First, the Sources
Enterprise Data. Most organizations are attuned to the data inside their organizations. They know they have a lot of it; it’s varied and growing all the time. Less often do they know any exactitude about this enterprise data. Less often still, what to do with it.
Public Data. More mysterious still is Public Data. There is so much of it (e.g. in the form of the internet) and it is not well formed. The information there is mostly written and so requires special handling called Natural Language Processing (NLP) to get anything useful out of it.
Social Media. Ah, then there is Social Media. A bit clearer, of late, to most decision-makers in terms of its value but no less problematic than Internet data in terms of handling text. And oh, those pesky hash tags, and shorthand nomenclature present some unique challenges.
Sensor Data. The (coming) Internet of Things (IoT) is all about the data embedded sensors are throwing off data from your refrigerator, thermostat, car, wristwatch and far more. A good deal of these sensors you will never know of, some more you will be asked permission to switch on, others still will be switched on by default and you will be asked if you want to turn it off. This last option, by the way, is likely to done in a way it is hoped you will miss or ignore.
Transactions. Here is a real treasure trove of clicks, timing, movement, card swipes, prices, buying, selling, and so much more. When a company or person makes a transaction a computer somewhere is likely to be writing it to a log file or database.
Imputed Data. Often overlooked, this type of data is created rather than collected based on comparisons or logic from the other data categories above. For example, a purchase transaction at a retail location is recorded with a time-stamp of 6:04 pm. The imputed data created here might by “night purchase” as opposed to “day purchase” and recorded as a new data input.
Ready, and Mix
Many organizations do not adequately explore the value of mixing data from these various sources. It becomes a bit of a sub-specialty to hunt down and creatively find connection points where one type of data can be folded into another and still maintain integrity.
But doing so has important benefits;

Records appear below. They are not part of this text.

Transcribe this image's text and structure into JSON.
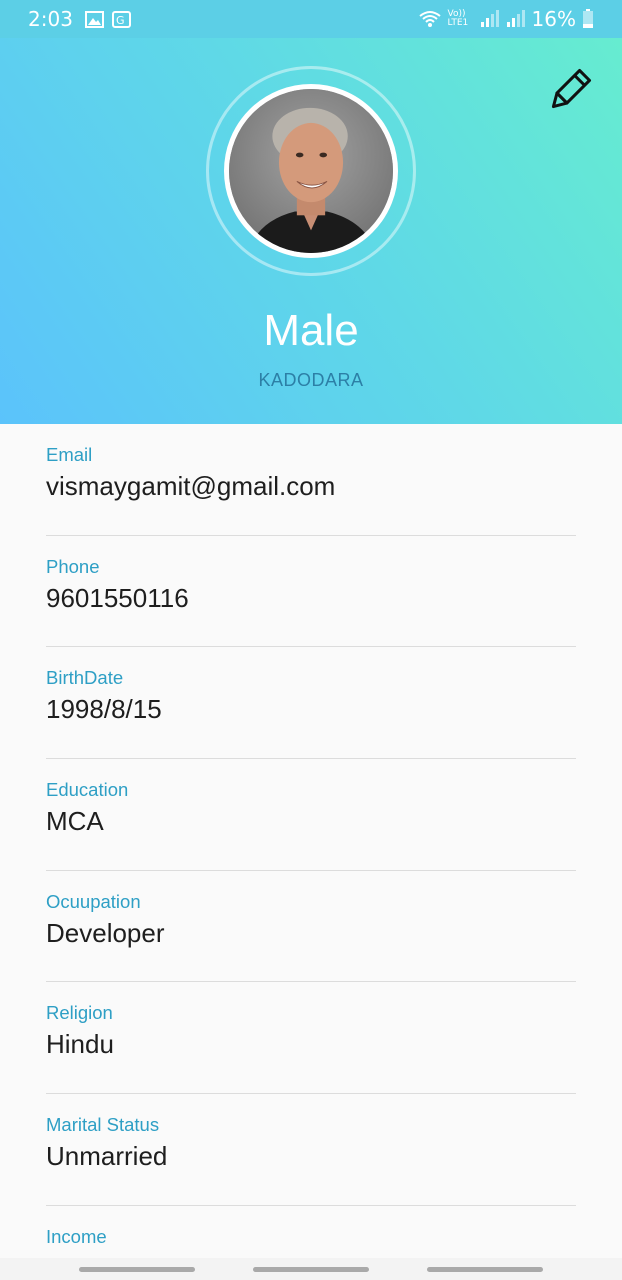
{
  "status_bar": {
    "time": "2:03",
    "battery": "16%",
    "network_label": "Vo)) LTE1",
    "icons": [
      "gallery-icon",
      "translate-icon",
      "wifi-icon",
      "signal-icon",
      "battery-icon"
    ]
  },
  "profile": {
    "name": "Male",
    "subtitle": "KADODARA",
    "edit_icon": "pencil-icon"
  },
  "fields": [
    {
      "label": "Email",
      "value": "vismaygamit@gmail.com"
    },
    {
      "label": "Phone",
      "value": "9601550116"
    },
    {
      "label": "BirthDate",
      "value": "1998/8/15"
    },
    {
      "label": "Education",
      "value": "MCA"
    },
    {
      "label": "Ocuupation",
      "value": "Developer"
    },
    {
      "label": "Religion",
      "value": "Hindu"
    },
    {
      "label": "Marital Status",
      "value": "Unmarried"
    },
    {
      "label": "Income",
      "value": ""
    }
  ],
  "colors": {
    "header_start": "#5bc3fb",
    "header_end": "#66ecd0",
    "label": "#2e9fc5",
    "subtitle": "#2c7fa6"
  }
}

Data Completion. We don’t know of any organizations that are satisfied with the completeness of a single type of data sources. There are always holes. Many times, it is another source of data that can fill in the gaps and allow previously planned work to proceed. A corollary to this is finding analogous data. When the data you want doesn’t exist and there isn’t the right data to impute what you need you can sometimes find analogous data that fills the gap and analytically is valid. This often comes from other sources.
Enriching Models. From an analytical point of view mixing data types makes models of markets, companies or consumers “holistic”. If transaction data tells me about a consumers purchase, social media tells me about them personally. Both data types enrich each other for a more complete picture of the individual.
Further Imputing. Once mixed together 2 or more data types may reveal new data that can by imputed. When John knows Mary, and Bob knows Mary, then it is likely John knows Bob, though you may not have direct data evidence of it, this is a reasonable and valuable conclusion.
Like any good recipe, all ingredients together enhance the whole. Do the same with a variety of data, exploring, mixing, imputing, mixing some more – all with pleasure and for profit.